• Despite reduced supplies, soybean exports were increased by 75 million bushels on record early-season sales.
• With smaller supplies and increased exports, ending stocks are projected at 290 million bushels, 170 million lower than the September estimate.
• Global ending stocks were lowed by 4.9 million tons to 88.7 million.
Corn: The average price for the current marketing year was increased 10 cents from last month to $3.60 per bushel.
• Corn production is forecast at 14.722 billion bushels, down 178 million with a reduction in harvested area and a slight decline in yield to 178.4 bushels per acre.
• Corn supplies are forecast down sharply from last month, on a smaller crop and lower beginning stocks.
• Corn used for ethanol is down 50 million bushels, based on weekly ethanol production data as reported by the Energy Information Administration into early October.
• Projected feed and residual use was reduced by 50 million bushels based on a reduced crop and higher expected corn.

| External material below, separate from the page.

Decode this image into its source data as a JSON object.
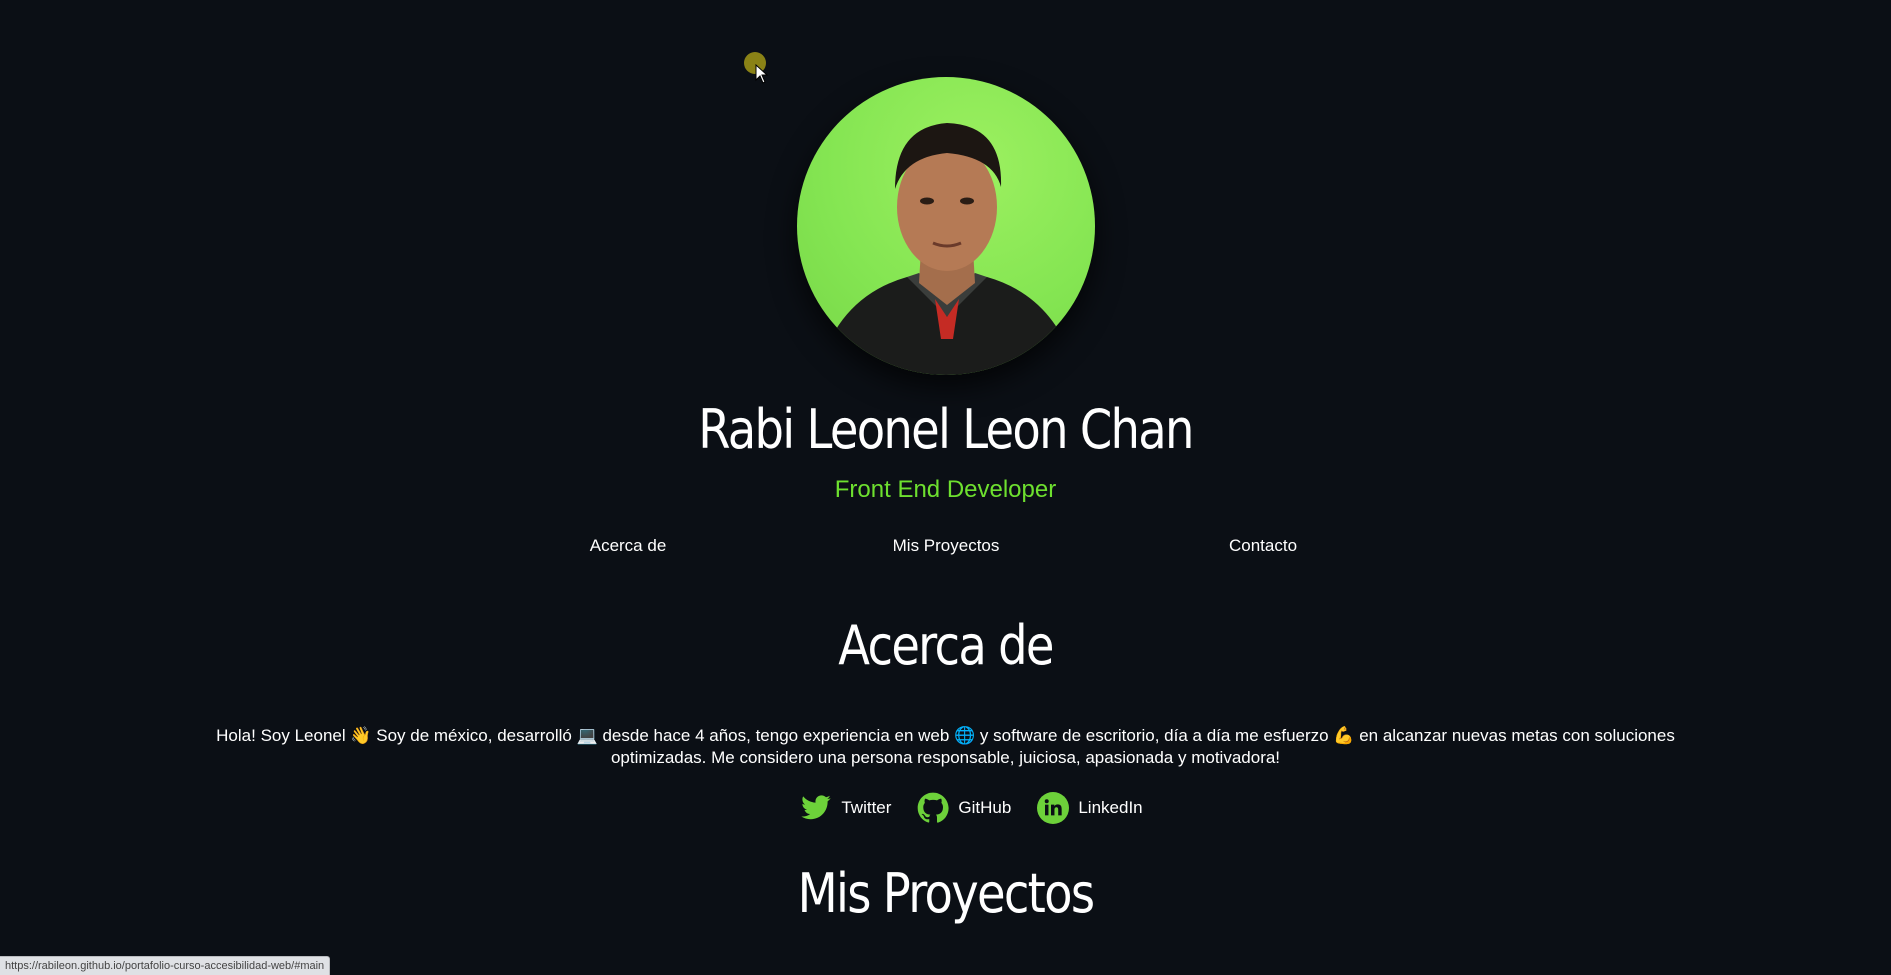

• Ending stocks were lowered by 336 million bushels from last month to 2.167 billion bushels.
• Global corn ending stocks, at 300.5 million tons, are down 6.3 million from last month.

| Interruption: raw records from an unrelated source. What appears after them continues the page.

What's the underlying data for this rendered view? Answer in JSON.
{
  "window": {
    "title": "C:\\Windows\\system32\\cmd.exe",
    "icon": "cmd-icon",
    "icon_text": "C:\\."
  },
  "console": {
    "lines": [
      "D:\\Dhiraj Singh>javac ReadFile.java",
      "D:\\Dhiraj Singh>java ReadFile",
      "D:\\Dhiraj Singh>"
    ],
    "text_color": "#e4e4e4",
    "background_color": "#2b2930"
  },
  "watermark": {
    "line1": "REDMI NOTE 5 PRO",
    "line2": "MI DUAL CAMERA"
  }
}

Wheat: The average price was bumped up 20 cents from September to $4.70 per bushel.
• Supplies were reduced by 32 million bushels, on the combination of lower beginning stocks and production as indicated by the National Agricultural Statistics Service grains stocks and small grains annual summary reports, respectively.
• Domestic use was increased by 10 million bushels, all on higher feed and residual use.
• The NASS grain stocks report indicated greater first quarter disappearance than previously estimated. Exports remain at 975 million bushels due to offsetting by-class changes.
• Projected ending stocks were reduced by 42 million bushels to 883 million, which would be the lowest ending stocks in six years.
• Projected 2020-2021 world ending stocks were raised 2.1 million tons to 321.5 million to a new record, with Russia accounting for most of the increase this month.
Corn (2020-2021 marketing year)
Total corn supply: 16.742 billion bushels
Exports: 2.325 billion bushels
Feed, residual use: 5.775 billion bushels
Food, seed, industrial use: 6.475 billion bushels
Ethanol and byproducts: 5.05 billion bushels
Ending U.S. corn stocks: 2.167 billion bushels
Soybeans (2020-2021 marketing year)
Total soybean supply: 4.806 billion bushels
Seed, residual: 136 million bushels
Exports: 2.2 billion bushels
Crush: 2.18 billion bushels
Ending U.S. soybean stocks: 290 million bushels